Sylvain Raymond plans to revitalize the commercial offer of his neighbourhood, Little Italy, by establishing a cinematographic hub in a building that no one knows what to do with. Here’s how.

“I want to build something for my community, for my neighbourhood, something that can outlast me and help future generations.” That’s Sylvain Raymond’s big idea behind his will to build a movie theater in a building that has been for sale for no less than three years, in the heart of Montreal’s own Little Italy, on famously renowned The Main.


Raymond, strolling down The Main with a friend. Photo courtesy of David Curleigh.

The three floors building, approximately 4,000 square foot per floor, is currently on the market for 1,700,000$ and needs approximately another 2 million dollars in retouching and renovation to change it from what it used to be into something that fits the needs of the immediate residents and surroundings.

The Vision

Named Théâtre de la Petite-Italie, the project wishes to revamp the existing building and turn it into one of these new film venues that keep on popping around the world in cities like Austin, Brooklyn, Portland, San Francisco, Amsterdam, London etc. The idea is to propose something different from what the existing film venues already have to offer, like a bistro where you can have a drink, bring your laptop, write or create something more meaningful than just an in-and-out experience where the movie is the only actual interesting thing. This venue wants to be as interactive as it can be, bringing back the fun in going to the movies, making it special again.


The Foreign Cinema in Mission District, San Francisco.

And it’s not just about showing movies, or giving customers an alternative to the usual pop-corn and soda combo with its bistro type offer; Sylvain Raymond wants his venue to help Little Italy and its creators in their creative process.

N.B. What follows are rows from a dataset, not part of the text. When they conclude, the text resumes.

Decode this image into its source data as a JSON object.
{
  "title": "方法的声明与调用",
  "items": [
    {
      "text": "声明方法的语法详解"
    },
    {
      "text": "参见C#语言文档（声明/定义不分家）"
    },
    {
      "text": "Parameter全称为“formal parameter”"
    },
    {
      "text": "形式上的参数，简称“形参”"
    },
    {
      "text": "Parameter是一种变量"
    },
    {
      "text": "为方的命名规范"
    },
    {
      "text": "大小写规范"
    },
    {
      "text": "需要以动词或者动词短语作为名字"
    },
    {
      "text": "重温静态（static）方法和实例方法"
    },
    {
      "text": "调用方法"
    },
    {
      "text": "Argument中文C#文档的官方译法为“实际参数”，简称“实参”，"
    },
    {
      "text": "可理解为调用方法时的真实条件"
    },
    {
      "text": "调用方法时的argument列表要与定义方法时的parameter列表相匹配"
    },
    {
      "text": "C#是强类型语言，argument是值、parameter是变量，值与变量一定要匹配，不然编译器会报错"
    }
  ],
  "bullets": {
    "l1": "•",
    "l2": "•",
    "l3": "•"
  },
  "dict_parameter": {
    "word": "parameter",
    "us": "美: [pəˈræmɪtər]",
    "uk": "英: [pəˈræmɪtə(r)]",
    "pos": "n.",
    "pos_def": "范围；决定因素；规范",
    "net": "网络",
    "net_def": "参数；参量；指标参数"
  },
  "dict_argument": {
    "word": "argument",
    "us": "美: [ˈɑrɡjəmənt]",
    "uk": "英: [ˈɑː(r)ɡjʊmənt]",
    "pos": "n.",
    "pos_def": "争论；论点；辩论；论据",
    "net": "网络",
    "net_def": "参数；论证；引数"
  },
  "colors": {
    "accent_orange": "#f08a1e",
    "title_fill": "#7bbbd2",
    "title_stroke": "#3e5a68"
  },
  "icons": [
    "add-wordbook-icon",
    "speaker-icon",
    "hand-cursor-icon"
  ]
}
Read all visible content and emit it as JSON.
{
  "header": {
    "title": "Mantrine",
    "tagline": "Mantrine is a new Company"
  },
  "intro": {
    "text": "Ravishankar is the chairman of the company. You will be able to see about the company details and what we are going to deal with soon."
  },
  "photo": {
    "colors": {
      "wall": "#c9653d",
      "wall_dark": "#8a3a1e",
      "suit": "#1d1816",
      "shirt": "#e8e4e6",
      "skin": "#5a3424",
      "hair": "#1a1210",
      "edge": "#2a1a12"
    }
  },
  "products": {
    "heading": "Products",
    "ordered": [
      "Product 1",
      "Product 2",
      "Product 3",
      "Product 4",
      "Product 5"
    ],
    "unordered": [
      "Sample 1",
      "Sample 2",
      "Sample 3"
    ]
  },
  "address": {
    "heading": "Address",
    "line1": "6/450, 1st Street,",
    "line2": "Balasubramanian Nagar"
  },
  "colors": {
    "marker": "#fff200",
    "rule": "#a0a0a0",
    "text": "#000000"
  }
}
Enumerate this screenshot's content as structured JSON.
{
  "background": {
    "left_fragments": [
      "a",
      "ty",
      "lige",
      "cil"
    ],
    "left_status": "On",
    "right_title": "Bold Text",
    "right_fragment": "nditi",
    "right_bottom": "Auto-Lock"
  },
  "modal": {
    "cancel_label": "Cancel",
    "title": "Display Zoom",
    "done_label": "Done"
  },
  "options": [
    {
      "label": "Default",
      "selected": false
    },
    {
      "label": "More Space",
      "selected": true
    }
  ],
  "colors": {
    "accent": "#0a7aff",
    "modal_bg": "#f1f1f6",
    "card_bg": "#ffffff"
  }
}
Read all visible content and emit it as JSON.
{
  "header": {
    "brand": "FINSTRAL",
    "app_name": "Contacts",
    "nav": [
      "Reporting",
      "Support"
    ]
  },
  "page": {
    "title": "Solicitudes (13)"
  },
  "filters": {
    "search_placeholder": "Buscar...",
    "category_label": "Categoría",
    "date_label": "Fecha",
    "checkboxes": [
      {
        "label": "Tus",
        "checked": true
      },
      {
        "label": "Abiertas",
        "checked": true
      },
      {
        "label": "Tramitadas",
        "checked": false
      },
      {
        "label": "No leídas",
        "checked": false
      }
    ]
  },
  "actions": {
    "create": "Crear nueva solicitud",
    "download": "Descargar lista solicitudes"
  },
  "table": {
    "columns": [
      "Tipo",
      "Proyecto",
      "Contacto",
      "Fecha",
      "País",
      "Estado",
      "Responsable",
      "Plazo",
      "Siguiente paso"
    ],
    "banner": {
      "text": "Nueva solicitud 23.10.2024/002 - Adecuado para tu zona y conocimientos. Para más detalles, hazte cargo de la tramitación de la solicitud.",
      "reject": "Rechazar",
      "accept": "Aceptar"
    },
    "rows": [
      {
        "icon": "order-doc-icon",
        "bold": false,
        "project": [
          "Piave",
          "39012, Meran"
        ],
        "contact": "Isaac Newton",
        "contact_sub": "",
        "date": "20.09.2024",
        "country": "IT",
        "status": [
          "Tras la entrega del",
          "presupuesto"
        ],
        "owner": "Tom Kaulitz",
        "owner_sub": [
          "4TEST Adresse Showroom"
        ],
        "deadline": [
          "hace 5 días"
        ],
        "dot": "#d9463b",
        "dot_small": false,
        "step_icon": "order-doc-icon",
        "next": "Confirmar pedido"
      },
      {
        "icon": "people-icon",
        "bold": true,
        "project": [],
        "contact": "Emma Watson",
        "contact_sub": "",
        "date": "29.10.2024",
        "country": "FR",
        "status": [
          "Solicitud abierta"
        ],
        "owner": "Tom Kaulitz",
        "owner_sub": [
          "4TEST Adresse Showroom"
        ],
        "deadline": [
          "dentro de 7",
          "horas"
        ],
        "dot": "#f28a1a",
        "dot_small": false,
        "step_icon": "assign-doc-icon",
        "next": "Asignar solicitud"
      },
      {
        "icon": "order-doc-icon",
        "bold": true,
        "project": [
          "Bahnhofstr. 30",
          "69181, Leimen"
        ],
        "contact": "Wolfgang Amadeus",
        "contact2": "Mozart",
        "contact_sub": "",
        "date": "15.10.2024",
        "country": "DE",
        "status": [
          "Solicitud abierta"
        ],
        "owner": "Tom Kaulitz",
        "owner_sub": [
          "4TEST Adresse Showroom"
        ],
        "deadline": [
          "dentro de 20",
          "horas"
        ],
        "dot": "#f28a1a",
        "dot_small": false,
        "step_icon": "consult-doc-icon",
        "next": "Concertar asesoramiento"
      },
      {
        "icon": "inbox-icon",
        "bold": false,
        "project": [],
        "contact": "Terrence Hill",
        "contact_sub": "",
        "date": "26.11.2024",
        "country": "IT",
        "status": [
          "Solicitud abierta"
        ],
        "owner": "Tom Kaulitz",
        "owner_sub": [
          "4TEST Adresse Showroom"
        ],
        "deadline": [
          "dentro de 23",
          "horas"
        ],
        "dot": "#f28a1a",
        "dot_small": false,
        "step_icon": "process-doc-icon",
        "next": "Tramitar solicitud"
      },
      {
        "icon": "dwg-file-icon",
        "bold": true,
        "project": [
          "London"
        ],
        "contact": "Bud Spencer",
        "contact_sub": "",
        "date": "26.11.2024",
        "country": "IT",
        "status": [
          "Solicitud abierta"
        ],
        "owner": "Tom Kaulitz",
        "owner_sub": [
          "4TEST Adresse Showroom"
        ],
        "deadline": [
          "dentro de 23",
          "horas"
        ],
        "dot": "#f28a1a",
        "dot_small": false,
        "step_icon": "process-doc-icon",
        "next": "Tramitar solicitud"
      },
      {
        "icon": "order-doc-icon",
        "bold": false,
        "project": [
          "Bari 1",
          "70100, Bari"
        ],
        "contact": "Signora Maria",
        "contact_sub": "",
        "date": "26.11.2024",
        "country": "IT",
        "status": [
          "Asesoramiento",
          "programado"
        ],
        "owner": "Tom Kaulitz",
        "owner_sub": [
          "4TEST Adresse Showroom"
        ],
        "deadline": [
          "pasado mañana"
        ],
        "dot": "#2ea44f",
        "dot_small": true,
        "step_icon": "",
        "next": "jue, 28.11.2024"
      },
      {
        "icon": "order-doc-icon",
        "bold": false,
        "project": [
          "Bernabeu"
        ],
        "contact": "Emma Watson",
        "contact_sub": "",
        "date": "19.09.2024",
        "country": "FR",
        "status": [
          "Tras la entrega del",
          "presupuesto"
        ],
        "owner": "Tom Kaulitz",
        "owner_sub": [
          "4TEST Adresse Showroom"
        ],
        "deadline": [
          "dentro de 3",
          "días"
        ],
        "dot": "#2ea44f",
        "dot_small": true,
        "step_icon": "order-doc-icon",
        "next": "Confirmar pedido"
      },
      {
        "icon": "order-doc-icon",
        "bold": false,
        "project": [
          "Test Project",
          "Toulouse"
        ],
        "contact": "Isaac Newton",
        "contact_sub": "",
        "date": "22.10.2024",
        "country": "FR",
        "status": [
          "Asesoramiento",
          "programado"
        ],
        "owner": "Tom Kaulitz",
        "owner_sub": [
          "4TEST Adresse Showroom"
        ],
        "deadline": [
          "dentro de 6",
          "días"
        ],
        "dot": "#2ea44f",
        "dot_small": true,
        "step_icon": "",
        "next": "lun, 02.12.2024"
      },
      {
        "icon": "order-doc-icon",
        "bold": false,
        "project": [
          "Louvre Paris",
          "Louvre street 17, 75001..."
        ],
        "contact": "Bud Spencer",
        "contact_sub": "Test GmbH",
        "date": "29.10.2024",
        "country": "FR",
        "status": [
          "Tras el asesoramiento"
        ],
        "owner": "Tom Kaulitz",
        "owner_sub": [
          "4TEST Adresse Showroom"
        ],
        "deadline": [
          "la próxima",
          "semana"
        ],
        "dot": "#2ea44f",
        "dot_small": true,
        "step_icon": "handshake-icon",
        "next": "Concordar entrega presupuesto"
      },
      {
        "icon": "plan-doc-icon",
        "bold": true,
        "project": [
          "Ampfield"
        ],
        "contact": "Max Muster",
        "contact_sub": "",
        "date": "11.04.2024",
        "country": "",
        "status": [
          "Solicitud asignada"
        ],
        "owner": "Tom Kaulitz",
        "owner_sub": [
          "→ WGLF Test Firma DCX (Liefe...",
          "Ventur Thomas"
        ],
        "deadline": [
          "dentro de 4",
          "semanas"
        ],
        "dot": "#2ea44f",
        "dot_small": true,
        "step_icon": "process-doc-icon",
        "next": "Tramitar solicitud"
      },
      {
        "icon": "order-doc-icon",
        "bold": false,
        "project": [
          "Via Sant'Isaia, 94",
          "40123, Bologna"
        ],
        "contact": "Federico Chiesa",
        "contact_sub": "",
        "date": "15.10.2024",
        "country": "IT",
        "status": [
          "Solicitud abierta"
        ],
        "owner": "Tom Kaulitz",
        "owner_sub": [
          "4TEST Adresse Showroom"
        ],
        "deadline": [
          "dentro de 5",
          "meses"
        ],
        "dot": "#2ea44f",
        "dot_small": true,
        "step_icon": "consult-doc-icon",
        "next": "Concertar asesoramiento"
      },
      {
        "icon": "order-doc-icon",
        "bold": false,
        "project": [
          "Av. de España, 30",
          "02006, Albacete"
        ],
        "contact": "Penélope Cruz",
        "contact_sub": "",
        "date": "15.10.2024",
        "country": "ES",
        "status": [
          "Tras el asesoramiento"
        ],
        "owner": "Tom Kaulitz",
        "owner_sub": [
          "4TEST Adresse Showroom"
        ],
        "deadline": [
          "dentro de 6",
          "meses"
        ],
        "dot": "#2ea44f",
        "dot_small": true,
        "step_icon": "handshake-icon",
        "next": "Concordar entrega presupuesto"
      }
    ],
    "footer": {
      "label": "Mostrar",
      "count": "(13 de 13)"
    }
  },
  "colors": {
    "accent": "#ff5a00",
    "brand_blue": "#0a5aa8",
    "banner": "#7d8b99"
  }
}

“I believe that investing in the cultural offer of a community is the best investment one can make since it will always give you back something. It’s the best win/win situation an investor can hope for. Money is money, you can have less or more but it’s still money. Culture is where the true added value resides.”

The Nitehawk Cinema in Brooklyn

The Nitehawk Cinema in Brooklyn

The Next Step
Even if Raymond’s Théâtre de la Petite-Italie is a non-profit organization, he’s currently looking for investors interested in buying shares and obligations based on the building’s value. He’s also looking for a vast array of subsidies that will help transform the abandoned building into a cinematographic hub, wishing to rise the initial value of the building and thus making the investment a sure shot.

“As a non-profit organization, we won’t be able to generate capital, but we can guaranty a maximum and minimum value for the shares and obligations, no matter what happens with the performance of the venture.”


Mobile pictures from inside the building.


The place has obviously a lot of potential.

Looking for investment 

A few investors have already showed some interest, but what is Raymond’s next step? Finding that special investor that will fit his organization’s values. The project is ambitious and the payoff might not be the best available on the market, but in a world where added value is often the deal breaker, Raymond’s Théâtre de la Petite-Italie may very well be the best opportunity for someone looking for an affordable no risk investment in an historical neighbourhood inhabited by a young and hip community looking forward to give back what it can, in any way possible.

For any inquiry regarding the project and more details on the investment opportunities, please feel free to email Sylvain Raymond.

Jeff Lee
Editor-in-chief & Broker

Jeff loves to discover and explore the best real estate with those who dream big and make it happen. He hopes to bring his marketing and content production expertise to the real estate world. He is also a Real Estate Broker operating in Montréal.